  24. Phillips FM, et al. Lumbar spine fusion for chronic low back pain due to degenerative disc disease: a systematic review. Spine 2013; 38:E409-22. ↩︎
  25. Daubs MD, et al. Fusion versus nonoperative care for chronic low back pain: do psychological factors affect outcomes? Spine 2011; 36:S96-109. ↩︎
  26. Mirza SK, Deyo RA. Systematic review of randomized trials comparing lumbar fusion surgery to non-operative care for treatment of chronic back pain. Spine 2007; 32:816-23. ↩︎
  27. Deyo RA, et al. United States trends in lumbar fusion surgery for degenerative conditions. Spine 2005; 30:1441-5. ↩︎
  28. Deyo RA, Mirza SK. Trends and variations in the use of spine surgery. Clin Orthop Relat Res. 2006;443:139-146. ↩︎
  29. Deyo RA, Mirza SK. Trends and variations in the use of spine surgery. Clin Orthop Relat Res. 2006;443:139-146. ↩︎
  30. Cherklin DC, et al. An international comparison of back surgery rate. Spine. 1994; 19(11):1201-1206. ↩︎
  31. Keller RB, et al. Relationship between rates and outcomes of operative treatment for lumbar disc herniation and spinal stenosis. J Bone Joint Surg 1999; 81:752-62. ↩︎
  32. Danielson JM, et al. early aggressive exercise for postoperative rehabilitation after discectomy. Spine 2000; 25(8):1015-20. ↩︎
  33. Amundson T, et al. Lumbar Spinal Stenosis: Conservative or Surgical Management?: A prospective 10-year study. Spine 2000; 25(11):1424-1436. ↩︎
  34. Atlas SJ, et al. Long-term outcomes of surgical and nonsurgical management of sciatica secondary to a lumbar disc herniation: 10 year results from the maine lumbar spine study. Spine 2005; 30(8): 927-935. ↩︎
  35. Atlas SJ, et al. Long-term outcomes of surgical and nonsurgical management of lumbar spinal stenosis: 8-10 year results from the maine lumbar spine study. Spine 1976. 2005; 30(8): 936-943. ↩︎
  36. Korress DS, et al. Results of lumbar discectomy: a study using 15 different evaluation methods. Eur Spine J. 1992; 1:20-4. ↩︎
  37. Findlay GF, et al. A 10 year follow up of the outcome of lumbar microdiscectomy. Spine 1998; 23: 1168-71. ↩︎
  38. Loupasis GA, et al. Seven-to 20-year outcome of lumbar discectomy. Spine 1999;24:2313-7. ↩︎
  39. Yorimitsu E, et al. Long term outcomes of standard discectomy for Lumbar Disc Herniation. Spine 2001;26:652-8. ↩︎
  40. Gibson JN, Wadell G. Surgery for degenerative lumbar spondylosis: updated Cochrane Review. Spine 2005;30(20): 2313-2320. ↩︎
  41. Button G, et al. Three to six year follow up of stand alone BAK cages implanted by a single surgeon. Spine J. 2005; 5(2):155-160. ↩︎
Get Your FREE eBook!
Turn Down Your Pain
Plus, I'll send you new articles and products as they become available.

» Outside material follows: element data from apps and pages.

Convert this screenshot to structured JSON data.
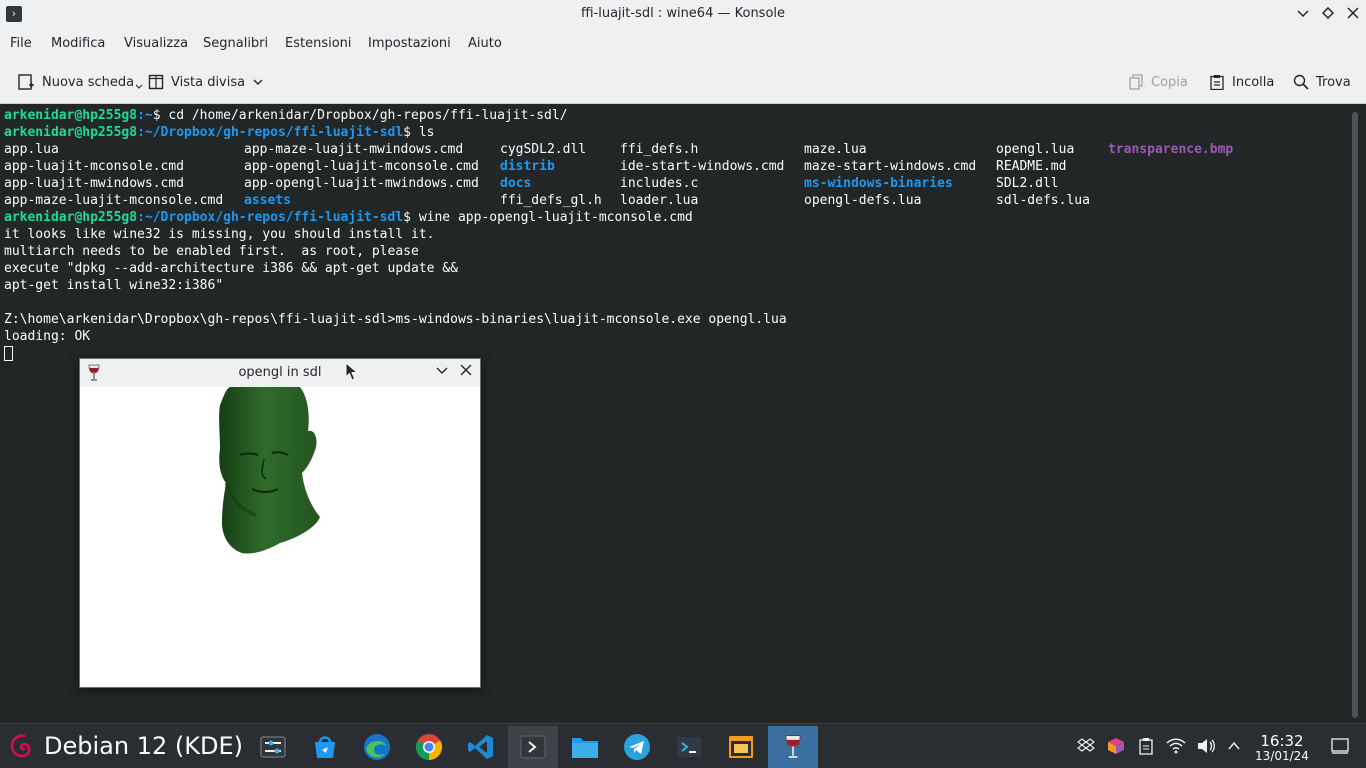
{
  "window": {
    "title": "ffi-luajit-sdl : wine64 — Konsole",
    "app_icon": "terminal-icon",
    "controls": [
      "chevron-down-icon",
      "diamond-icon",
      "close-icon"
    ]
  },
  "menubar": {
    "items": [
      "File",
      "Modifica",
      "Visualizza",
      "Segnalibri",
      "Estensioni",
      "Impostazioni",
      "Aiuto"
    ]
  },
  "toolbar": {
    "new_tab": "Nuova scheda",
    "split_view": "Vista divisa",
    "copy": "Copia",
    "paste": "Incolla",
    "find": "Trova"
  },
  "terminal": {
    "line1": {
      "user": "arkenidar@hp255g8",
      "path": ":~",
      "cmd": "$ cd /home/arkenidar/Dropbox/gh-repos/ffi-luajit-sdl/"
    },
    "line2": {
      "user": "arkenidar@hp255g8",
      "path": ":~/Dropbox/gh-repos/ffi-luajit-sdl",
      "cmd": "$ ls"
    },
    "ls": [
      [
        "app.lua",
        "app-maze-luajit-mwindows.cmd",
        "cygSDL2.dll",
        "ffi_defs.h",
        "maze.lua",
        "opengl.lua",
        "transparence.bmp"
      ],
      [
        "app-luajit-mconsole.cmd",
        "app-opengl-luajit-mconsole.cmd",
        "distrib",
        "ide-start-windows.cmd",
        "maze-start-windows.cmd",
        "README.md",
        ""
      ],
      [
        "app-luajit-mwindows.cmd",
        "app-opengl-luajit-mwindows.cmd",
        "docs",
        "includes.c",
        "ms-windows-binaries",
        "SDL2.dll",
        ""
      ],
      [
        "app-maze-luajit-mconsole.cmd",
        "assets",
        "ffi_defs_gl.h",
        "loader.lua",
        "opengl-defs.lua",
        "sdl-defs.lua",
        ""
      ]
    ],
    "line7": {
      "user": "arkenidar@hp255g8",
      "path": ":~/Dropbox/gh-repos/ffi-luajit-sdl",
      "cmd": "$ wine app-opengl-luajit-mconsole.cmd"
    },
    "out1": "it looks like wine32 is missing, you should install it.",
    "out2": "multiarch needs to be enabled first.  as root, please",
    "out3": "execute \"dpkg --add-architecture i386 && apt-get update &&",
    "out4": "apt-get install wine32:i386\"",
    "out5": "Z:\\home\\arkenidar\\Dropbox\\gh-repos\\ffi-luajit-sdl>ms-windows-binaries\\luajit-mconsole.exe opengl.lua",
    "out6": "loading: OK"
  },
  "sdl_window": {
    "title": "opengl in sdl",
    "icon": "wine-glass-icon",
    "controls": [
      "chevron-down-icon",
      "close-icon"
    ],
    "model_color": "#2e6b2a"
  },
  "taskbar": {
    "start_label": "Debian 12 (KDE)",
    "start_icon": "debian-swirl-icon",
    "tasks": [
      "settings-icon",
      "discover-store-icon",
      "edge-icon",
      "chrome-icon",
      "vscode-icon",
      "konsole-icon",
      "files-icon",
      "telegram-icon",
      "terminal-alt-icon",
      "app-window-icon",
      "wine-glass-icon"
    ],
    "tray": [
      "dropbox-icon",
      "color-cube-icon",
      "clipboard-icon",
      "wifi-icon",
      "volume-icon",
      "chevron-up-icon"
    ],
    "time": "16:32",
    "date": "13/01/24",
    "show_desktop": "show-desktop-icon"
  },
  "colors": {
    "terminal_bg": "#232627",
    "prompt_user": "#1cdc9a",
    "prompt_path": "#1d99f3",
    "dir": "#1d99f3",
    "image_file": "#9b59b6"
  }
}
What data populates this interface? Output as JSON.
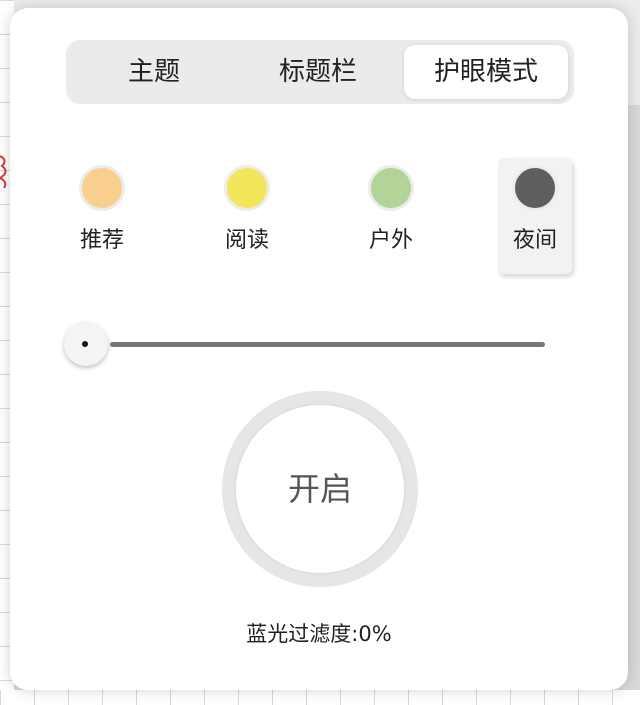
{
  "tabs": [
    {
      "label": "主题"
    },
    {
      "label": "标题栏"
    },
    {
      "label": "护眼模式",
      "active": true
    }
  ],
  "modes": [
    {
      "label": "推荐",
      "color": "#f8cf8c"
    },
    {
      "label": "阅读",
      "color": "#f4e65a"
    },
    {
      "label": "户外",
      "color": "#b2d497"
    },
    {
      "label": "夜间",
      "color": "#5f5f5f",
      "selected": true
    }
  ],
  "slider": {
    "value": 0
  },
  "power": {
    "label": "开启"
  },
  "filter": {
    "label": "蓝光过滤度:",
    "value": "0%"
  },
  "colors": {
    "panel": "#ffffff",
    "tab_bar": "#ebebeb",
    "track": "#77777c"
  }
}
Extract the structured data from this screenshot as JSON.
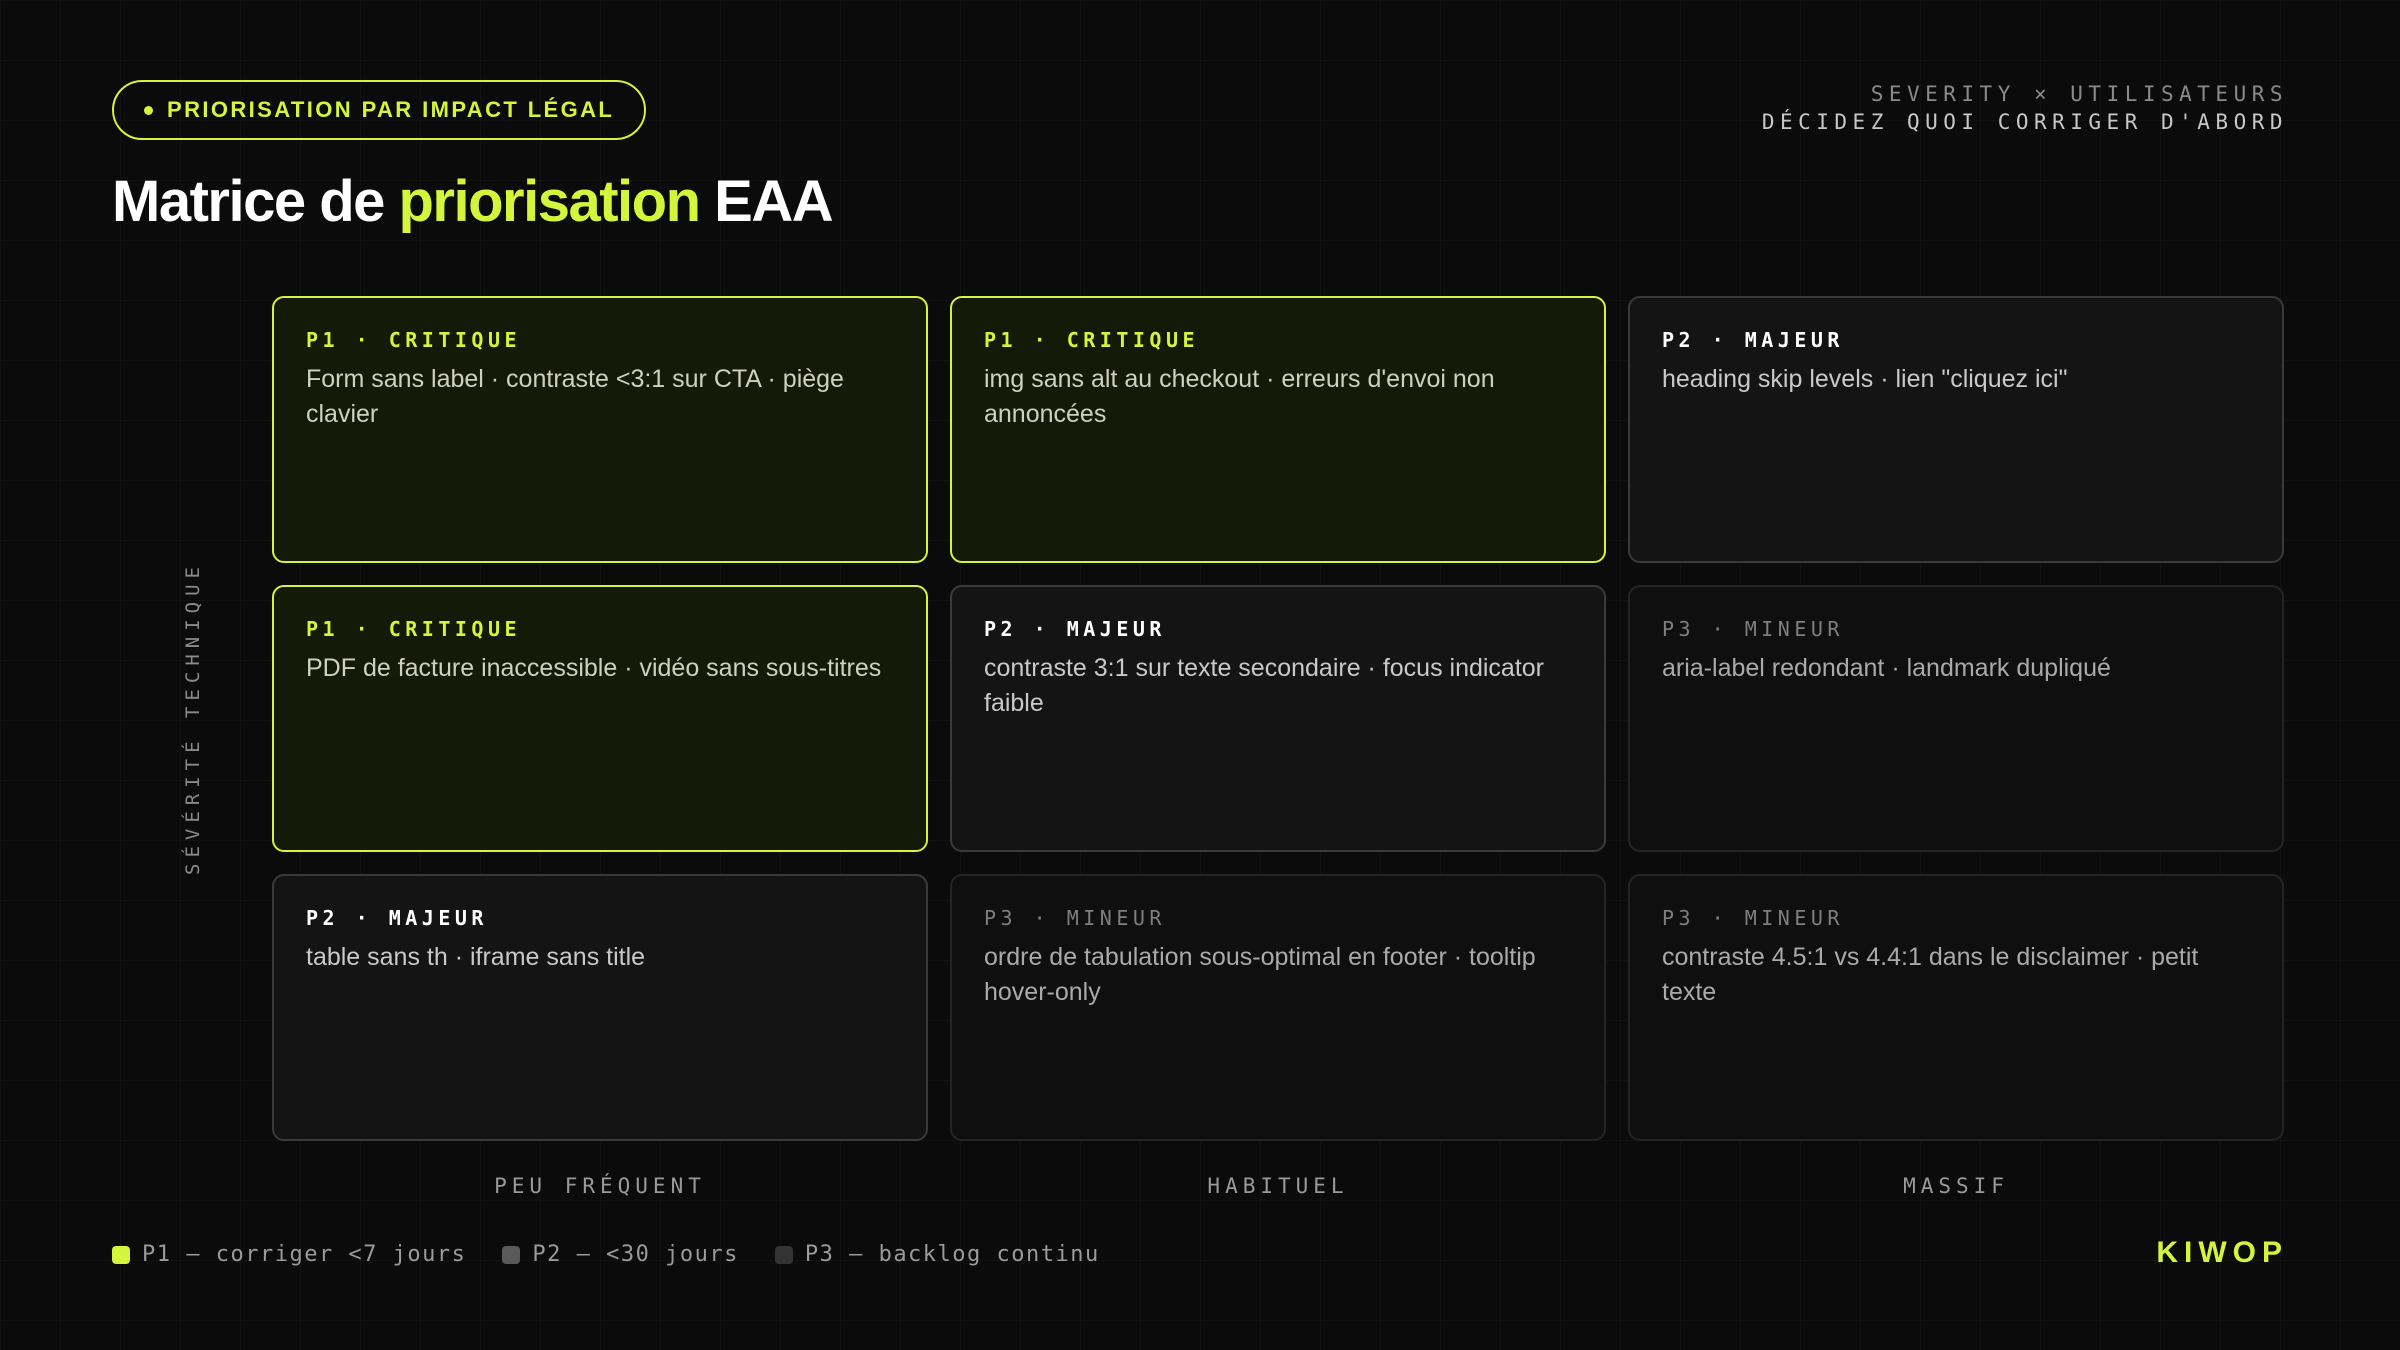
{
  "header": {
    "badge": "PRIORISATION PAR IMPACT LÉGAL",
    "title_before": "Matrice de ",
    "title_accent": "priorisation",
    "title_after": " EAA",
    "subtitle_line1": "SEVERITY × UTILISATEURS",
    "subtitle_line2": "DÉCIDEZ QUOI CORRIGER D'ABORD"
  },
  "axes": {
    "y_label": "SÉVÉRITÉ TECHNIQUE",
    "x_labels": [
      "PEU FRÉQUENT",
      "HABITUEL",
      "MASSIF"
    ]
  },
  "matrix": [
    [
      {
        "level": "p1",
        "label": "P1 · CRITIQUE",
        "desc": "Form sans label · contraste <3:1 sur CTA · piège clavier"
      },
      {
        "level": "p1",
        "label": "P1 · CRITIQUE",
        "desc": "img sans alt au checkout · erreurs d'envoi non annoncées"
      },
      {
        "level": "p2",
        "label": "P2 · MAJEUR",
        "desc": "heading skip levels · lien \"cliquez ici\""
      }
    ],
    [
      {
        "level": "p1",
        "label": "P1 · CRITIQUE",
        "desc": "PDF de facture inaccessible · vidéo sans sous-titres"
      },
      {
        "level": "p2",
        "label": "P2 · MAJEUR",
        "desc": "contraste 3:1 sur texte secondaire · focus indicator faible"
      },
      {
        "level": "p3",
        "label": "P3 · MINEUR",
        "desc": "aria-label redondant · landmark dupliqué"
      }
    ],
    [
      {
        "level": "p2",
        "label": "P2 · MAJEUR",
        "desc": "table sans th · iframe sans title"
      },
      {
        "level": "p3",
        "label": "P3 · MINEUR",
        "desc": "ordre de tabulation sous-optimal en footer · tooltip hover-only"
      },
      {
        "level": "p3",
        "label": "P3 · MINEUR",
        "desc": "contraste 4.5:1 vs 4.4:1 dans le disclaimer · petit texte"
      }
    ]
  ],
  "legend": [
    {
      "text": "P1 — corriger <7 jours",
      "color": "#d4f53c"
    },
    {
      "text": "P2 — <30 jours",
      "color": "#5a5a5a"
    },
    {
      "text": "P3 — backlog continu",
      "color": "#333333"
    }
  ],
  "brand": "KIWOP"
}
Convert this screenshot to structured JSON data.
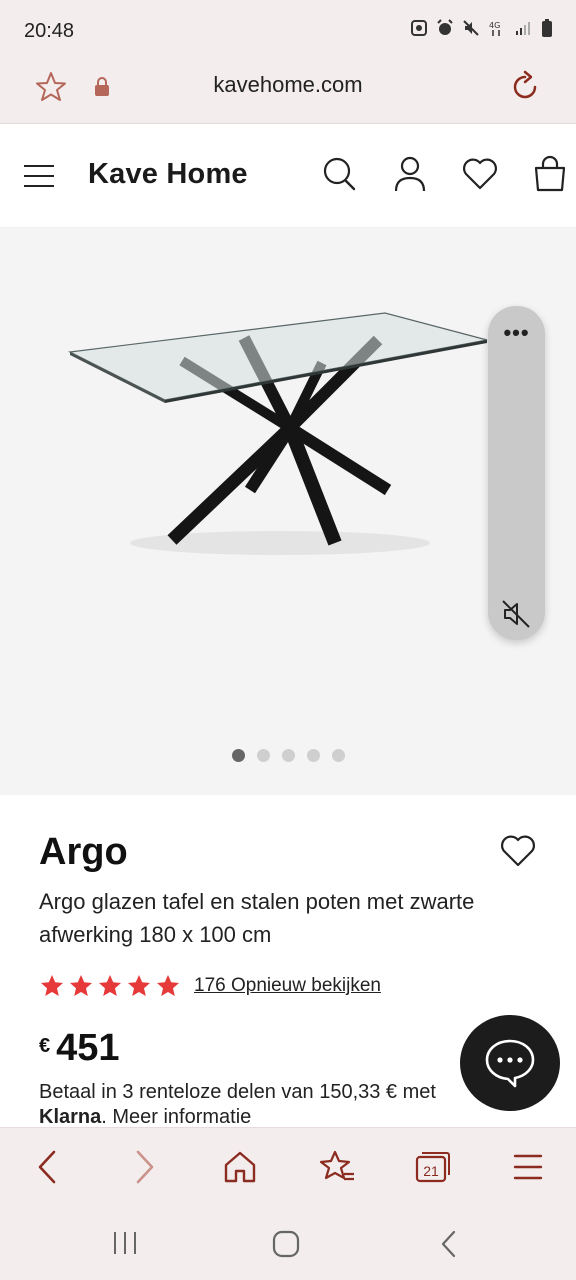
{
  "status_bar": {
    "time": "20:48"
  },
  "browser": {
    "url": "kavehome.com",
    "tabs_count": "21"
  },
  "site": {
    "logo": "Kave Home"
  },
  "gallery": {
    "dots": 5,
    "active_dot": 0
  },
  "product": {
    "title": "Argo",
    "description": "Argo glazen tafel en stalen poten met zwarte afwerking 180 x 100 cm",
    "rating_stars": 5,
    "reviews_label": "176 Opnieuw bekijken",
    "currency": "€",
    "price": "451",
    "klarna_text_pre": "Betaal in 3 renteloze delen van 150,33 € met",
    "klarna_brand": "Klarna",
    "klarna_text_post": ". Meer informatie"
  },
  "colors": {
    "accent": "#8c2b1f",
    "star": "#e63a3a",
    "chrome_bg": "#f3eded"
  }
}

Please note: I reserve the right to delete comments that are offensive or off-topic.

  • Michelle Wald

    One of the newest procedures is the disc replacement surgery. I have heard of great and not so great outcomes. I haven’t heard about long term results. Any word?

  • Michael Curtis

    Michelle, the disc replacement surgery is in my article. Not great outcomes from the systematic review I looked at from 2006.